Crataegus pinnatifida

From Wikipedia, the free encyclopedia
Jump to: navigation, search
Crataegus pinnatifida
Crataegus pinnatifida fruit (detail), Yongin.jpg
Scientific classification
Kingdom: Plantae
(unranked): Angiosperms
(unranked): Eudicots
(unranked): Rosids
Order: Rosales
Family: Rosaceae
Genus: Crataegus
Series: Pinnatifidae
(Zabel ex C.K.Schneid) Rehder[1]
Species: C. pinnatifida
Binomial name
Crataegus pinnatifida
Bunge

Crataegus pinnatifida, also known as Chinese hawthorn, Chinese hawberry,[2][3] refers to a small to a medium-sized tree as well as the fruit of the tree. The fruit is bright red, 1.5 inches in diameter. In Chinese, the fruit is called shānzhā (Chinese: 山楂, literally meaning "mountain hawthorn") or da hong guo (大红果, literally meaning "big red fruit").

Use[edit]

Culinary use[edit]

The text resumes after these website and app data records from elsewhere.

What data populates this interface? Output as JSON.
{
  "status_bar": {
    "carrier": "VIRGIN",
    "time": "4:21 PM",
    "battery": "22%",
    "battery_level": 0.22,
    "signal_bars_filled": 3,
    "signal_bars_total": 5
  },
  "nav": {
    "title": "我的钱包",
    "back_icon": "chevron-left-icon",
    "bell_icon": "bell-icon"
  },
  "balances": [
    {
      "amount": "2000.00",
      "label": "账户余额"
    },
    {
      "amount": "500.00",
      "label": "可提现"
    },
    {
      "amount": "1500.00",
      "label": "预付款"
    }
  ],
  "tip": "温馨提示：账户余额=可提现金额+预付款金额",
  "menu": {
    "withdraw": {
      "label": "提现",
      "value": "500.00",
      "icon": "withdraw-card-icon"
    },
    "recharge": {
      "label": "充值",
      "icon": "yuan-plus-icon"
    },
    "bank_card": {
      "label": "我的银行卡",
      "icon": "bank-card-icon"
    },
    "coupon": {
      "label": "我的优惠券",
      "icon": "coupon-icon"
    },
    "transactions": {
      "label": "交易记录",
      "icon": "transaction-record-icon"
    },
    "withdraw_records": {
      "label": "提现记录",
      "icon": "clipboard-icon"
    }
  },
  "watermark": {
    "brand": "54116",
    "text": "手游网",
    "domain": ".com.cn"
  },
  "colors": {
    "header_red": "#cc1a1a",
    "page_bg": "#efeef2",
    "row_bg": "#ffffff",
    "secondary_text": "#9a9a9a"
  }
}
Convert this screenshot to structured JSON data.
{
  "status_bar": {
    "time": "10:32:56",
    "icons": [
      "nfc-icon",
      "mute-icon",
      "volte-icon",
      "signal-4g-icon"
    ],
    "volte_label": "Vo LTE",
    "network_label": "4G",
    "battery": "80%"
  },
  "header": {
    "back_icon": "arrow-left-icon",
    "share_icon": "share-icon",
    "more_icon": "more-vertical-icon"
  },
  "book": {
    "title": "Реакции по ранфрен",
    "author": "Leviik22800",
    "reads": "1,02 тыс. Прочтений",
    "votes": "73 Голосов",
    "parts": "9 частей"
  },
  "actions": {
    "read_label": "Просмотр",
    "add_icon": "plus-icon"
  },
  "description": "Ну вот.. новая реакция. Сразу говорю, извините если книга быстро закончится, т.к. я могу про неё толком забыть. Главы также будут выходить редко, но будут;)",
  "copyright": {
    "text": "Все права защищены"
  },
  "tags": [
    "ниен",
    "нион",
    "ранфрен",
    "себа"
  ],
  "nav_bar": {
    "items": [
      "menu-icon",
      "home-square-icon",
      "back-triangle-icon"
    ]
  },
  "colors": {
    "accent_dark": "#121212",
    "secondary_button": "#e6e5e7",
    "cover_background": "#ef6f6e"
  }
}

In northern Chinese cuisine, ripe Crataegus pinnatifida fruits are used in the desserts tanghulu and shanzhagao. It is also used to make the traditional candies haw flakes, haw rolls, as well as candied fruit slices, jam, jelly and wine.

Traditional medicine[edit]

Several species of hawthorn are used in naturopathic medicine and traditional Chinese medicine, primarily to strengthen cardiac output. The dried fruits of Crataegus pinnatifida are used primarily as a digestive aid.[4]

Notes[edit]

  1. ^ Phipps, J.B.; Robertson, K.R.; Smith, P.G.; Rohrer, J.R. (1990). A checklist of the subfamily Maloideae (Rosaceae). Canadian Journal of Botany. 68(10): 2209–2269.
  2. ^ Hummer, K.E.; Janick, J. (2008). Folta, Kevin M.; Gardiner, Susan E., ed. Genetics and genomics of Rosaceae. New York: Springer. p. 11. ISBN 978-0-387-77490-9. 
  3. ^ Flint, Harrison L. (1997). Landscape plants for eastern North America : esclusive of Florida and the immediate Gulf Coast. New York: John Wiley & Sons. p. 158. ISBN 978-0-471-59919-7. 
  4. ^ Dharmananda S. (2004). "Hawthorn (Crataegus). Food and Medicine in China.". January. Institute of Traditional Medicine Online. 

See also[edit]